Ukrainian Orthodox Church of Canada
|The Ukrainian Orthodox Church of Canada|
|Current bishop||Metropolitan John (Stinka) of Winnipeg, Archbishop Yurij (Kalistchuk)|
|See(s)||Winnipeg, Toronto, Edmonton|
|Headquarters||Winnipeg, Manitoba, Canada|
|Liturgical language(s)||Ukrainian, Church Slavonic, English|
|Musical tradition||Ukrainian Chant|
|Population estimate||About 12,000|
It has cathedrals in the cities of Winnipeg, Saskatoon, Vancouver, Edmonton, Toronto, and Montreal. The Metropolitan Cathedral, seminary (St. Andrew's College), and central administrative office are all based in Winnipeg.

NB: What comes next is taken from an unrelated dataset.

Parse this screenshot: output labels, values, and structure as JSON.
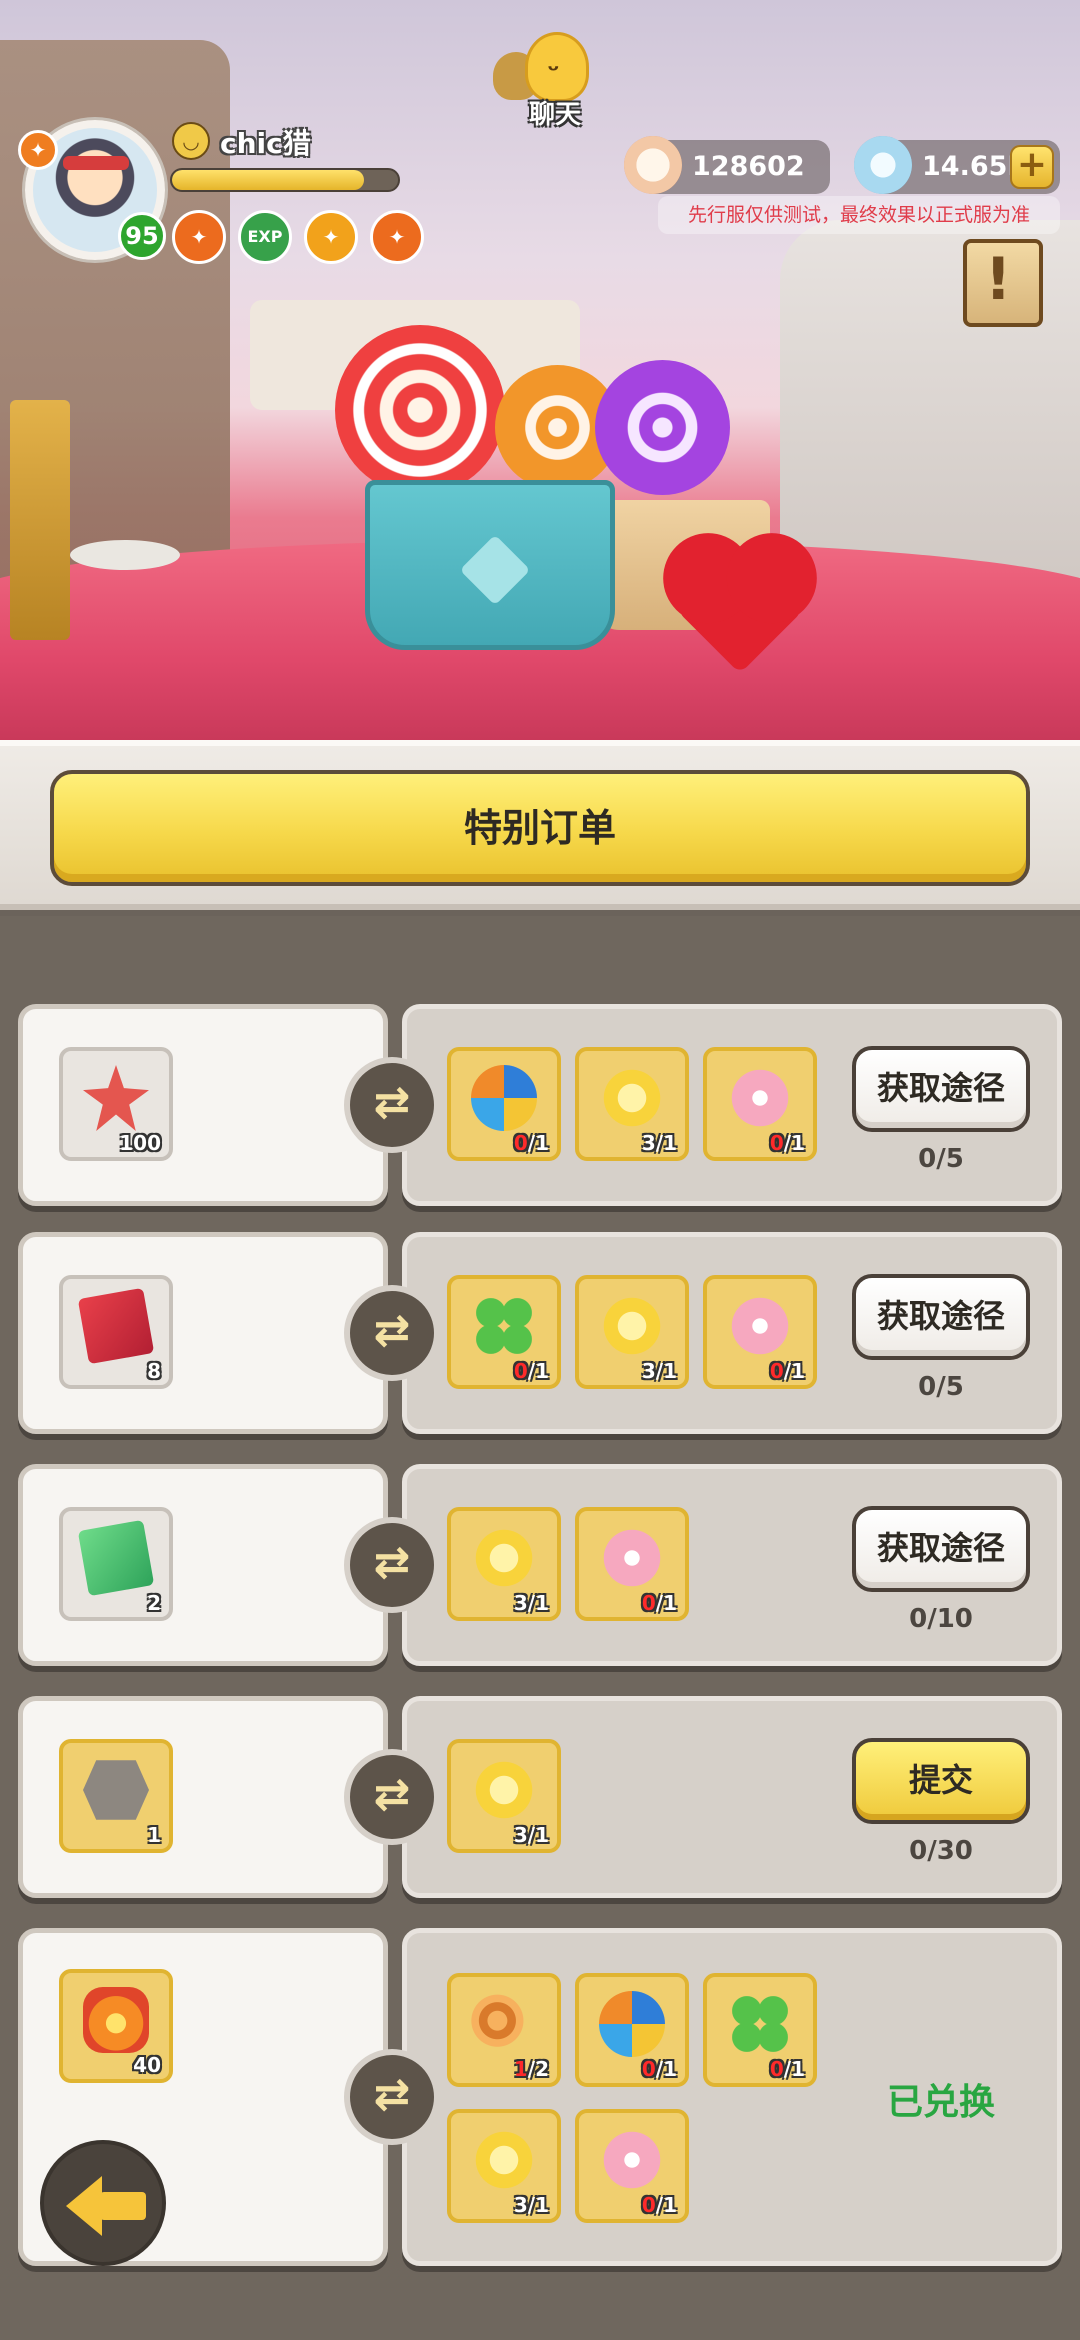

Its membership is about 12,000, and the current primate of the church is Metropolitan John (Stinka).
Most ethnic Ukrainians moving to Canada from Western Ukraine in the late 19th and early 20th centuries were Greek Catholics, and were tended early on by the local Roman Catholic hierarchy. At the same time, a smaller group of settlers arriving from Bukovina were mostly Orthodox. Initially served by the Russian mission, by then established in the northwest of North America through Alaska, the Orthodox settlers sought a native Ukrainian church, which they organized in the summer of 1918 in the city of Saskatoon, Saskatchewan.
The UOCC had strong ties to the Ukrainian Autocephalous Orthodox Church after 1921, when that body was established in Ukraine. In 1990, it became a canonical church by being accepted into the Church of Constantinople.
In July 2005, at the Twenty-first Sobor of the UOCC, Metropolitan (then Archbishop) John (Stinka) was elected Archbishop of Winnipeg and Metropolitan of All Canada. In late 2005, Archbishop John finally replaced Metropolitan Wasyly (Fedak) after the former's acceptance by the holy synod of bishops. Metropolitan Wasyly, who died in January 2005, had served as metropolitan for nearly 20 years.
Currently, the UOCC has just two bishops; this number is fewer than preferred, as three bishops makes a council of bishops, and the UOCC prefers to have four bishops to help them better look after their flock. To help resolve this situation, the Twenty-first Sobor chose Very Rev. Fr. Michael Skumeda as bishop-elect, and an Extraordinary Sobor will be held in July 2007 to elect at least one bishop. In July 2006, Metropolitan John will be enthroned as Archbishop of Winnipeg and the Central Diocese.
In Ukrainian (Slavic) Tradition, the metropolitan is the primate of the church, and then followed by the archbishops and bishops.
In the UOCC, the metropolitan is styled the Archbishop of Winnipeg, of the Central Diocese, and All-Canada, while the next two bishops are styled (Arch)bishop of Edmonton, and the Western Diocese and the (Arch)bishop of Toronto, and the Eastern Diocese. When the Church has 4 Bishops, the 4th is always styled the Bishop of Saskatoon, and Vicar of the Central Diocese. Usually the church only has four bishops, but if there is a need for more, then the titles available are Bishop of Montreal, and Vicar of the Eastern Diocese, and Bishop of Vancouver, and the Vicar of the Western Diocese.
List of bishops, past and present, who served in the Ukrainian Orthodox Church of Canada:
- His Eminence, Archbishop Mstyslav (Skrypnyk) (later Archbishop, and Metropolitan of UOC of USA, and in 1990-93, Patriarch of Ukraine in the UAOC), deceased
- His Beatitude, Metropolitan Ilarion (Ohienko) (first metropolitan in the UOCC) (1950-1972 as metropolitan), deceased
- His Beatitude, Metropolitan Michael (Khoroshy) (1950-1977), metropolitan from 1972 to 1975 (at the XV Sobor in 1975, Metropolitan Michael resigned as Metropolitan, as he wished to remain in the Eastern Diosese), deceased
- His Beatitude, Metropolitan Andrew (Metiuk) (d. 1985), metropolitan from 1975 to 1985 (first Bishop of Edmonton), deceased
- His Eminence, Archbishop Boris (Yakovkevych) (first Bishop of Saskatoon), deceased
- His Eminence, Archbishop Nicholas (Debryn), deceased
- His Beatitude, Metropolitan Wasyly (Fedak) of Winnipeg (1978-2005), metropolitan from 1985 to 2005, deceased
- His Eminence, Metropolitan John (Stinka) of Winnipeg (1983-present), metropolitan from 2005 to present
- His Eminence, Archbishop Yurij (Kalistchuk) (1989-present)